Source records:
-*-*-
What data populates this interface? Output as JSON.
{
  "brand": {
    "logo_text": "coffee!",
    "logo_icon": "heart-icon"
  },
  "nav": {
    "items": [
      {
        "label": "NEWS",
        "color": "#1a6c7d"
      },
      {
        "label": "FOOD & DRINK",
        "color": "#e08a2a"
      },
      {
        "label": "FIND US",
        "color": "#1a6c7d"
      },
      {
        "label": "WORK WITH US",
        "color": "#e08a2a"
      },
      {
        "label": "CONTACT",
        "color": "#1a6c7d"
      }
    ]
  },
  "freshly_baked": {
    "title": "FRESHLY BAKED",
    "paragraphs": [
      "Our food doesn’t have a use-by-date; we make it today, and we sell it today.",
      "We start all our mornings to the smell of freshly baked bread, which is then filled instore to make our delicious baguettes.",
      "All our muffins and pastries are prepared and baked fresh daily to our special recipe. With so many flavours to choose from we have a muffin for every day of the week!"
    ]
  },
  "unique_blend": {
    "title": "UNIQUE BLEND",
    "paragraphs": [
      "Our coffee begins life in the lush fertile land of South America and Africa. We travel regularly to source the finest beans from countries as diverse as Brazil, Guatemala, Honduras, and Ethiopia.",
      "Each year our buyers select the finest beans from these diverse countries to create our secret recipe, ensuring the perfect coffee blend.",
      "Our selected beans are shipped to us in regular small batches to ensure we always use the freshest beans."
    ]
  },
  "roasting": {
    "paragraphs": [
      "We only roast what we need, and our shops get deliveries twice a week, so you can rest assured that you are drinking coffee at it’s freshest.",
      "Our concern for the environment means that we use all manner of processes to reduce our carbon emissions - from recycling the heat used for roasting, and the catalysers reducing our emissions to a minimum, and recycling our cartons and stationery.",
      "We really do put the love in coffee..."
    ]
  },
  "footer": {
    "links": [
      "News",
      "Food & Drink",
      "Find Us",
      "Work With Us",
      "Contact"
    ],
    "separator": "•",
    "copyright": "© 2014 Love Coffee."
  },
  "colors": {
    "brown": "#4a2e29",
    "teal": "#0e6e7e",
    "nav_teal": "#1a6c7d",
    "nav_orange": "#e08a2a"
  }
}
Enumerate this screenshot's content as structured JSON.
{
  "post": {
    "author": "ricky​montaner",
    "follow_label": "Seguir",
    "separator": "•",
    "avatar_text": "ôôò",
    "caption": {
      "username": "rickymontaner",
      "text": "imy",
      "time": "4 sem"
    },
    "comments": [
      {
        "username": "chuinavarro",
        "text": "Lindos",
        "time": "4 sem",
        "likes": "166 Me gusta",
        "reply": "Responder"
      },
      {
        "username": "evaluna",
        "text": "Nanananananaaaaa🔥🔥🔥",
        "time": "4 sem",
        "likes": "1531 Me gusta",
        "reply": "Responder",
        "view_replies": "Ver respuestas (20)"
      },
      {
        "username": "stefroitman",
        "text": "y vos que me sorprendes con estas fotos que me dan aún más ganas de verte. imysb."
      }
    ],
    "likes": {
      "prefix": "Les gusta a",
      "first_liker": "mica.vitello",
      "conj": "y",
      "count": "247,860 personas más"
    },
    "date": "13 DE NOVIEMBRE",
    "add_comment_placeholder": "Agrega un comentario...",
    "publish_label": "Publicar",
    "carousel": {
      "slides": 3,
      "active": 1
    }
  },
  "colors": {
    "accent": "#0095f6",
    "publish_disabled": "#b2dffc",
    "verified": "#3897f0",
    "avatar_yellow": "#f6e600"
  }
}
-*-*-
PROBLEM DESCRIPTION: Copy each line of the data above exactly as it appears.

SOLUTION FOR THIS EXERCISE:
What data populates this interface? Output as JSON.
{
  "brand": {
    "logo_text": "coffee!",
    "logo_icon": "heart-icon"
  },
  "nav": {
    "items": [
      {
        "label": "NEWS",
        "color": "#1a6c7d"
      },
      {
        "label": "FOOD & DRINK",
        "color": "#e08a2a"
      },
      {
        "label": "FIND US",
        "color": "#1a6c7d"
      },
      {
        "label": "WORK WITH US",
        "color": "#e08a2a"
      },
      {
        "label": "CONTACT",
        "color": "#1a6c7d"
      }
    ]
  },
  "freshly_baked": {
    "title": "FRESHLY BAKED",
    "paragraphs": [
      "Our food doesn’t have a use-by-date; we make it today, and we sell it today.",
      "We start all our mornings to the smell of freshly baked bread, which is then filled instore to make our delicious baguettes.",
      "All our muffins and pastries are prepared and baked fresh daily to our special recipe. With so many flavours to choose from we have a muffin for every day of the week!"
    ]
  },
  "unique_blend": {
    "title": "UNIQUE BLEND",
    "paragraphs": [
      "Our coffee begins life in the lush fertile land of South America and Africa. We travel regularly to source the finest beans from countries as diverse as Brazil, Guatemala, Honduras, and Ethiopia.",
      "Each year our buyers select the finest beans from these diverse countries to create our secret recipe, ensuring the perfect coffee blend.",
      "Our selected beans are shipped to us in regular small batches to ensure we always use the freshest beans."
    ]
  },
  "roasting": {
    "paragraphs": [
      "We only roast what we need, and our shops get deliveries twice a week, so you can rest assured that you are drinking coffee at it’s freshest.",
      "Our concern for the environment means that we use all manner of processes to reduce our carbon emissions - from recycling the heat used for roasting, and the catalysers reducing our emissions to a minimum, and recycling our cartons and stationery.",
      "We really do put the love in coffee..."
    ]
  },
  "footer": {
    "links": [
      "News",
      "Food & Drink",
      "Find Us",
      "Work With Us",
      "Contact"
    ],
    "separator": "•",
    "copyright": "© 2014 Love Coffee."
  },
  "colors": {
    "brown": "#4a2e29",
    "teal": "#0e6e7e",
    "nav_teal": "#1a6c7d",
    "nav_orange": "#e08a2a"
  }
}
Enumerate this screenshot's content as structured JSON.
{
  "post": {
    "author": "ricky​montaner",
    "follow_label": "Seguir",
    "separator": "•",
    "avatar_text": "ôôò",
    "caption": {
      "username": "rickymontaner",
      "text": "imy",
      "time": "4 sem"
    },
    "comments": [
      {
        "username": "chuinavarro",
        "text": "Lindos",
        "time": "4 sem",
        "likes": "166 Me gusta",
        "reply": "Responder"
      },
      {
        "username": "evaluna",
        "text": "Nanananananaaaaa🔥🔥🔥",
        "time": "4 sem",
        "likes": "1531 Me gusta",
        "reply": "Responder",
        "view_replies": "Ver respuestas (20)"
      },
      {
        "username": "stefroitman",
        "text": "y vos que me sorprendes con estas fotos que me dan aún más ganas de verte. imysb."
      }
    ],
    "likes": {
      "prefix": "Les gusta a",
      "first_liker": "mica.vitello",
      "conj": "y",
      "count": "247,860 personas más"
    },
    "date": "13 DE NOVIEMBRE",
    "add_comment_placeholder": "Agrega un comentario...",
    "publish_label": "Publicar",
    "carousel": {
      "slides": 3,
      "active": 1
    }
  },
  "colors": {
    "accent": "#0095f6",
    "publish_disabled": "#b2dffc",
    "verified": "#3897f0",
    "avatar_yellow": "#f6e600"
  }
}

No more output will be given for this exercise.